ACTION ITEM
If a line in the data below holds the word "Samba", include it in the count. Give only the final number.

** SOURCE RECORDS follows **

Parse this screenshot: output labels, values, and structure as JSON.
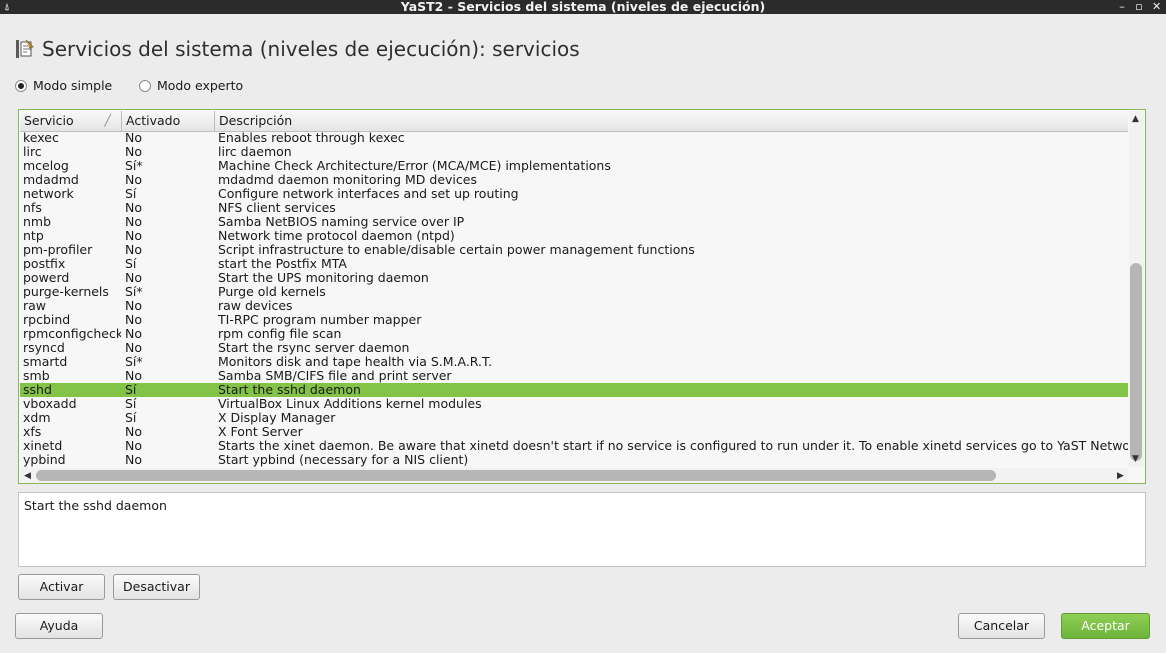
{
  "window": {
    "title": "YaST2 - Servicios del sistema (niveles de ejecución)",
    "left_glyph": "⍋",
    "controls": [
      "–",
      "▫",
      "✕"
    ]
  },
  "header": {
    "title": "Servicios del sistema (niveles de ejecución): servicios",
    "icon": "runlevel-editor-icon"
  },
  "mode": {
    "simple_label": "Modo simple",
    "expert_label": "Modo experto",
    "selected": "simple"
  },
  "table": {
    "columns": [
      "Servicio",
      "Activado",
      "Descripción"
    ],
    "sort_indicator": "╱",
    "rows": [
      {
        "service": "kexec",
        "enabled": "No",
        "description": "Enables reboot through kexec"
      },
      {
        "service": "lirc",
        "enabled": "No",
        "description": "lirc daemon"
      },
      {
        "service": "mcelog",
        "enabled": "Sí*",
        "description": "Machine Check Architecture/Error (MCA/MCE) implementations"
      },
      {
        "service": "mdadmd",
        "enabled": "No",
        "description": "mdadmd daemon monitoring MD devices"
      },
      {
        "service": "network",
        "enabled": "Sí",
        "description": "Configure network interfaces and set up routing"
      },
      {
        "service": "nfs",
        "enabled": "No",
        "description": "NFS client services"
      },
      {
        "service": "nmb",
        "enabled": "No",
        "description": "Samba NetBIOS naming service over IP"
      },
      {
        "service": "ntp",
        "enabled": "No",
        "description": "Network time protocol daemon (ntpd)"
      },
      {
        "service": "pm-profiler",
        "enabled": "No",
        "description": "Script infrastructure to enable/disable certain power management functions"
      },
      {
        "service": "postfix",
        "enabled": "Sí",
        "description": "start the Postfix MTA"
      },
      {
        "service": "powerd",
        "enabled": "No",
        "description": "Start the UPS monitoring daemon"
      },
      {
        "service": "purge-kernels",
        "enabled": "Sí*",
        "description": "Purge old kernels"
      },
      {
        "service": "raw",
        "enabled": "No",
        "description": "raw devices"
      },
      {
        "service": "rpcbind",
        "enabled": "No",
        "description": "TI-RPC program number mapper"
      },
      {
        "service": "rpmconfigcheck",
        "enabled": "No",
        "description": "rpm config file scan"
      },
      {
        "service": "rsyncd",
        "enabled": "No",
        "description": "Start the rsync server daemon"
      },
      {
        "service": "smartd",
        "enabled": "Sí*",
        "description": "Monitors disk and tape health via S.M.A.R.T."
      },
      {
        "service": "smb",
        "enabled": "No",
        "description": "Samba SMB/CIFS file and print server"
      },
      {
        "service": "sshd",
        "enabled": "Sí",
        "description": "Start the sshd daemon"
      },
      {
        "service": "vboxadd",
        "enabled": "Sí",
        "description": "VirtualBox Linux Additions kernel modules"
      },
      {
        "service": "xdm",
        "enabled": "Sí",
        "description": "X Display Manager"
      },
      {
        "service": "xfs",
        "enabled": "No",
        "description": "X Font Server"
      },
      {
        "service": "xinetd",
        "enabled": "No",
        "description": "Starts the xinet daemon.  Be aware that xinetd doesn't start if no service is configured to run under it.  To enable xinetd services go to YaST Network Services (xinetd)"
      },
      {
        "service": "ypbind",
        "enabled": "No",
        "description": "Start ypbind (necessary for a NIS client)"
      }
    ],
    "selected_index": 18,
    "selection_color": "#83c348"
  },
  "detail": {
    "text": "Start the sshd daemon"
  },
  "buttons": {
    "enable": "Activar",
    "disable": "Desactivar",
    "help": "Ayuda",
    "cancel": "Cancelar",
    "accept": "Aceptar"
  },
  "colors": {
    "accent": "#7dbd45",
    "title_bar": "#2b2b2b"
  }
}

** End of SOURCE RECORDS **

PROBLEM SOLUTION
2